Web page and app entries
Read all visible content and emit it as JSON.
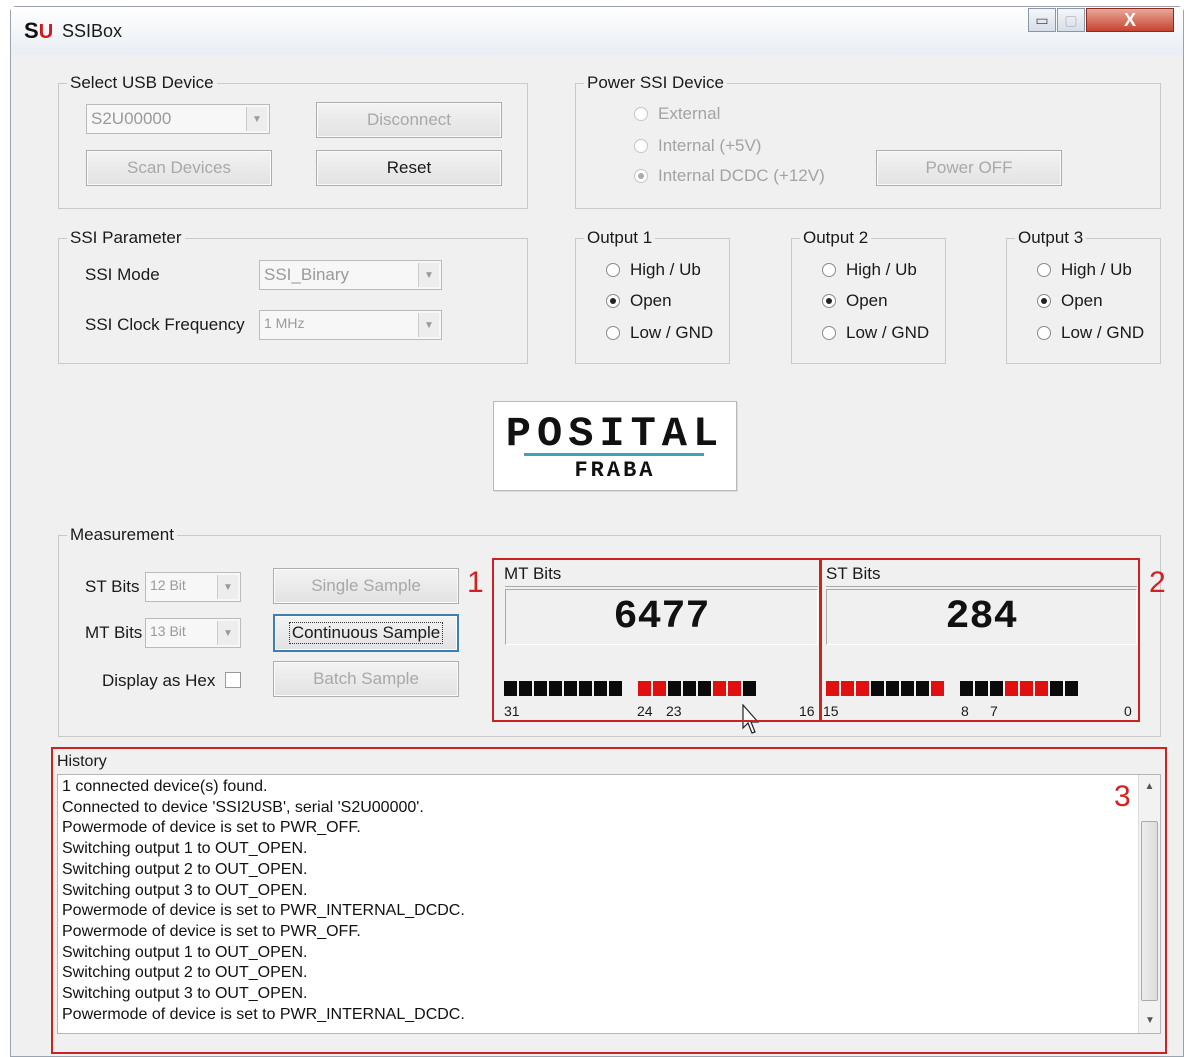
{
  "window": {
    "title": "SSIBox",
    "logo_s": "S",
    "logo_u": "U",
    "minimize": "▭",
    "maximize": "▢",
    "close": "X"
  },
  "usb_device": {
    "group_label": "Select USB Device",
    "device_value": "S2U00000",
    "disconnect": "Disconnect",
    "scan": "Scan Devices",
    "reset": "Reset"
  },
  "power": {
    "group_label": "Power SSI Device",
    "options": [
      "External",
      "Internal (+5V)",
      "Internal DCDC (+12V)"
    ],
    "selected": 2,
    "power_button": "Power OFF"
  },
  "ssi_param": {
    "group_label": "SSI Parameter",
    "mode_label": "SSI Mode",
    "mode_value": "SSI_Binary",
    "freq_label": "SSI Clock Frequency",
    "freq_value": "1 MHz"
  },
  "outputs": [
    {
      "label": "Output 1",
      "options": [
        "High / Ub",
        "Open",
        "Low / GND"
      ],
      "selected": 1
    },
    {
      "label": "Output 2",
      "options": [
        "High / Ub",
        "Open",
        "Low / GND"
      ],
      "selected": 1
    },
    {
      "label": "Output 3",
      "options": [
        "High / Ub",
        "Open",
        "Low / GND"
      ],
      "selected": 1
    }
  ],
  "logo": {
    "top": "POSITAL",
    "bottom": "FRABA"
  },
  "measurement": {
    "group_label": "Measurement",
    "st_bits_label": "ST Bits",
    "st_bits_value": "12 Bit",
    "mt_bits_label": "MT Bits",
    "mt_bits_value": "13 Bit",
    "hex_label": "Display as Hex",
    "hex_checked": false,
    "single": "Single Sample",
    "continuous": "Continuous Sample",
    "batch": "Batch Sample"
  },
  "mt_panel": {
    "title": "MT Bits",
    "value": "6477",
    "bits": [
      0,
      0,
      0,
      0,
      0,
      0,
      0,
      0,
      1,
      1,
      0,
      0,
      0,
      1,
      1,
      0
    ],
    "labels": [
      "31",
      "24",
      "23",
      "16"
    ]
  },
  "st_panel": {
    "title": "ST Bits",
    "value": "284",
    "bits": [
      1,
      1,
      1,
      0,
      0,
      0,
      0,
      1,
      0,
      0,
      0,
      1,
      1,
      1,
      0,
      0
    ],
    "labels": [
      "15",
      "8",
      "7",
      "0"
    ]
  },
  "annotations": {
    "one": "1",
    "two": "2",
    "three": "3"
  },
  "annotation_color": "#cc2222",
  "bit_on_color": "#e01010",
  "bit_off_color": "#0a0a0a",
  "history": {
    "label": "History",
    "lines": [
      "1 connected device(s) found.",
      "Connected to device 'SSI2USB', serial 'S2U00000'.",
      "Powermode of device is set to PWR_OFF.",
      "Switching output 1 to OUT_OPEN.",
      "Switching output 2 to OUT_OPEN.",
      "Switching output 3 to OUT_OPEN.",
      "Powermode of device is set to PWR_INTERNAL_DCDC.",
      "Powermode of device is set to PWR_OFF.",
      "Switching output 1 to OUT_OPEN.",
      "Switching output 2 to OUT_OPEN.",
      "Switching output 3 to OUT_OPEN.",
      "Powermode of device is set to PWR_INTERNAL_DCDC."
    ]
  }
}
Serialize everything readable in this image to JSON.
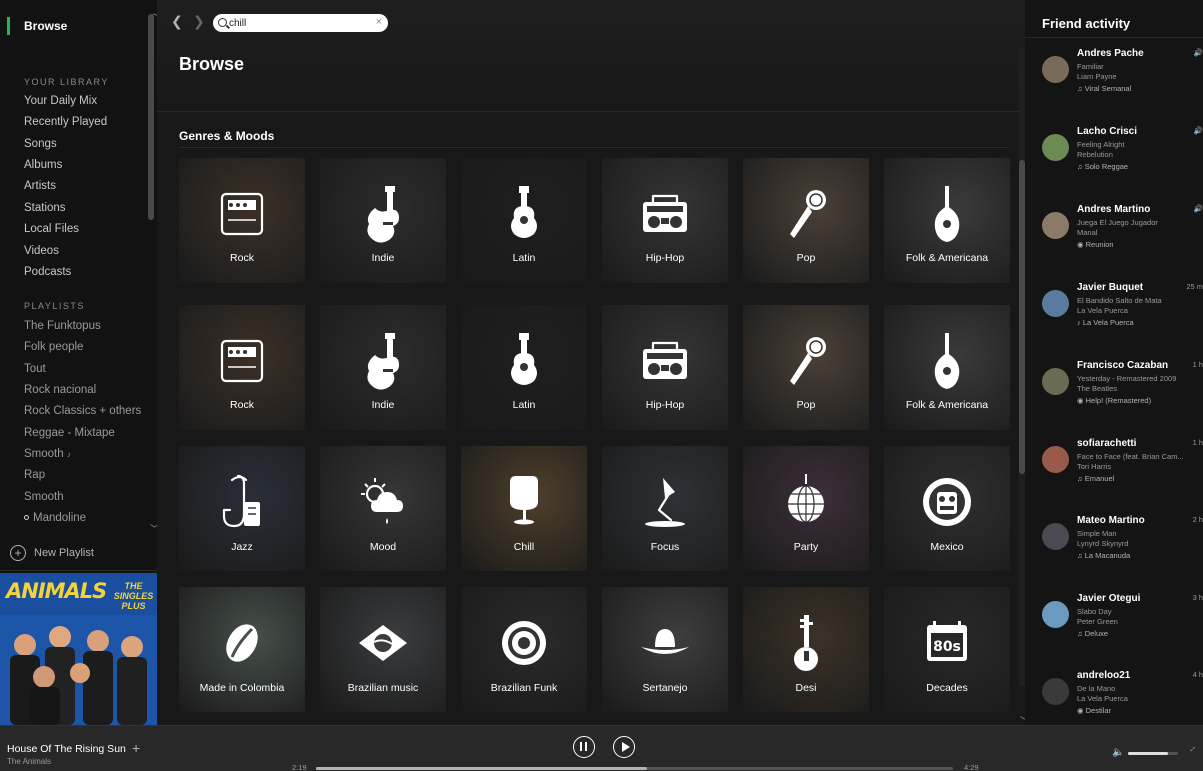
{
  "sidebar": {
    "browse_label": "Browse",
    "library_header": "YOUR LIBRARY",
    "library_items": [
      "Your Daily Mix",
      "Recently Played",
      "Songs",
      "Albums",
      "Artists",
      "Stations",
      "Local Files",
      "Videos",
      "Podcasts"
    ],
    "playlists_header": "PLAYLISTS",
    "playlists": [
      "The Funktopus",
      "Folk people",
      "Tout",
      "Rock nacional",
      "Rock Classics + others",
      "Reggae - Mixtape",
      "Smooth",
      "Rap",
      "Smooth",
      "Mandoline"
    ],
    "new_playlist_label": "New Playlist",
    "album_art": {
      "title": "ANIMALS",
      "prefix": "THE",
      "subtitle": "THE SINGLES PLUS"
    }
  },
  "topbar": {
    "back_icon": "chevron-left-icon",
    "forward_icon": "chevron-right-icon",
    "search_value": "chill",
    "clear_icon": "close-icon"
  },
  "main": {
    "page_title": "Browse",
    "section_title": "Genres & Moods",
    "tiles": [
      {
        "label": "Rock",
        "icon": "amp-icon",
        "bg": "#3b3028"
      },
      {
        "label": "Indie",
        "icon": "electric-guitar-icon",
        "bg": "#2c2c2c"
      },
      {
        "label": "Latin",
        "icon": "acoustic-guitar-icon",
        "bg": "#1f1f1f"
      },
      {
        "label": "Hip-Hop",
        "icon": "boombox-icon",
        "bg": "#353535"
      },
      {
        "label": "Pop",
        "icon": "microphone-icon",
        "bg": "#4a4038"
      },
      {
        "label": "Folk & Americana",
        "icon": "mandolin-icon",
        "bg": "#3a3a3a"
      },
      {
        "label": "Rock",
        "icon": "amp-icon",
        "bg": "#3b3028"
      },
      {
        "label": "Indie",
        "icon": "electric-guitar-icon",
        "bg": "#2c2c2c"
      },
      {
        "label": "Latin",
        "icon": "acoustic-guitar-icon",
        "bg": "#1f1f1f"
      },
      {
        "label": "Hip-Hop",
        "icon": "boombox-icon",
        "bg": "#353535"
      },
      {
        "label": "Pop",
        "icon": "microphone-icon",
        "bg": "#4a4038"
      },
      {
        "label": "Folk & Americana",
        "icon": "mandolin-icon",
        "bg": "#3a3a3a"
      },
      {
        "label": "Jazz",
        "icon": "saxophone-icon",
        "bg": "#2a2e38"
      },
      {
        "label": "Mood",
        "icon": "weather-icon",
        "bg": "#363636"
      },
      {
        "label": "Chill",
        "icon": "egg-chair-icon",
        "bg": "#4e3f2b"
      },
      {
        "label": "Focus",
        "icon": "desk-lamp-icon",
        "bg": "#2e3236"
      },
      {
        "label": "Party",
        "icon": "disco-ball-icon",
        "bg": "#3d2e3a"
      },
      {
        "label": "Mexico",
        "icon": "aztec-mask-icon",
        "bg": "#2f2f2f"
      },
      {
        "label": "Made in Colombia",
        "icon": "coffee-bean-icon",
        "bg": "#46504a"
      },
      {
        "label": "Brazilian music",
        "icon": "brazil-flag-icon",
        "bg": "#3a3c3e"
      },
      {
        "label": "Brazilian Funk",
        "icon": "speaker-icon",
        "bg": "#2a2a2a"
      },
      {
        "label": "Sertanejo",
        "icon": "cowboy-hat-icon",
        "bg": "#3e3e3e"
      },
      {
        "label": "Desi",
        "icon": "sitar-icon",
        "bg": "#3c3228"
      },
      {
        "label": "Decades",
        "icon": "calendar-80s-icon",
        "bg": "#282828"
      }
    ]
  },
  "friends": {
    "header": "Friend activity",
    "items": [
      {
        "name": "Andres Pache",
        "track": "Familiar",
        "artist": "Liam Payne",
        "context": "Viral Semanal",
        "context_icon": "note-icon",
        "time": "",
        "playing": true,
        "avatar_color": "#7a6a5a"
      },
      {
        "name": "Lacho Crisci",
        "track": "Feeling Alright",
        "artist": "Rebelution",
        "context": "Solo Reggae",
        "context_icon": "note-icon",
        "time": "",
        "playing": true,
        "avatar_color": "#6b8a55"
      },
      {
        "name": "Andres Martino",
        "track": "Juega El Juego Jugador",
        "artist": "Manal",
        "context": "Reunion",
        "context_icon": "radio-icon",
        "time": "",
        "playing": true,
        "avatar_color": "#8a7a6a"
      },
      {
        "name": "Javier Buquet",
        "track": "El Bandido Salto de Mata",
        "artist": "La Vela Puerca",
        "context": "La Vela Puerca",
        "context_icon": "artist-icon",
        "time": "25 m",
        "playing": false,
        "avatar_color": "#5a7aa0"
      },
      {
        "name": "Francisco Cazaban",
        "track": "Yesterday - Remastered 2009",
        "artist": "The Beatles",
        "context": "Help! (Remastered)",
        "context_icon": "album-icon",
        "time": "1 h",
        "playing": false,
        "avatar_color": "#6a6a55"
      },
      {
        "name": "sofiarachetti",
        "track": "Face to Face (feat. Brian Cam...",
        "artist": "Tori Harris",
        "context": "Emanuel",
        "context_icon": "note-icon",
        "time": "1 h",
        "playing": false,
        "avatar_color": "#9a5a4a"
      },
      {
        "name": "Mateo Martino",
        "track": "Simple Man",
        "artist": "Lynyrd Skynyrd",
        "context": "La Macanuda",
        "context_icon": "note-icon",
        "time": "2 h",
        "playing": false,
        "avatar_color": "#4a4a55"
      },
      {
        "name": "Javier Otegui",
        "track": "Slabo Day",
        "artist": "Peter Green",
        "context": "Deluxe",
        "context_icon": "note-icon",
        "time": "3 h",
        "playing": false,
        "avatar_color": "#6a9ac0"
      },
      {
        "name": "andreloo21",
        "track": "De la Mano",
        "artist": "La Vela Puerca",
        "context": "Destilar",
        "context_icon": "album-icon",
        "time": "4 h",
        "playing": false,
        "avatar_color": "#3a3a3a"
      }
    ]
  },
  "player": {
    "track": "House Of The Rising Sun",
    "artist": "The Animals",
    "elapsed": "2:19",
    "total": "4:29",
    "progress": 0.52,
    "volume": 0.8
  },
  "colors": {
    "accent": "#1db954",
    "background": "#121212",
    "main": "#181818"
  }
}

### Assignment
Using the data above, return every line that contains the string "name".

### Result for this exercise
        "name": "Andres Pache",
        "name": "Lacho Crisci",
        "name": "Andres Martino",
        "name": "Javier Buquet",
        "name": "Francisco Cazaban",
        "name": "sofiarachetti",
        "name": "Mateo Martino",
        "name": "Javier Otegui",
        "name": "andreloo21",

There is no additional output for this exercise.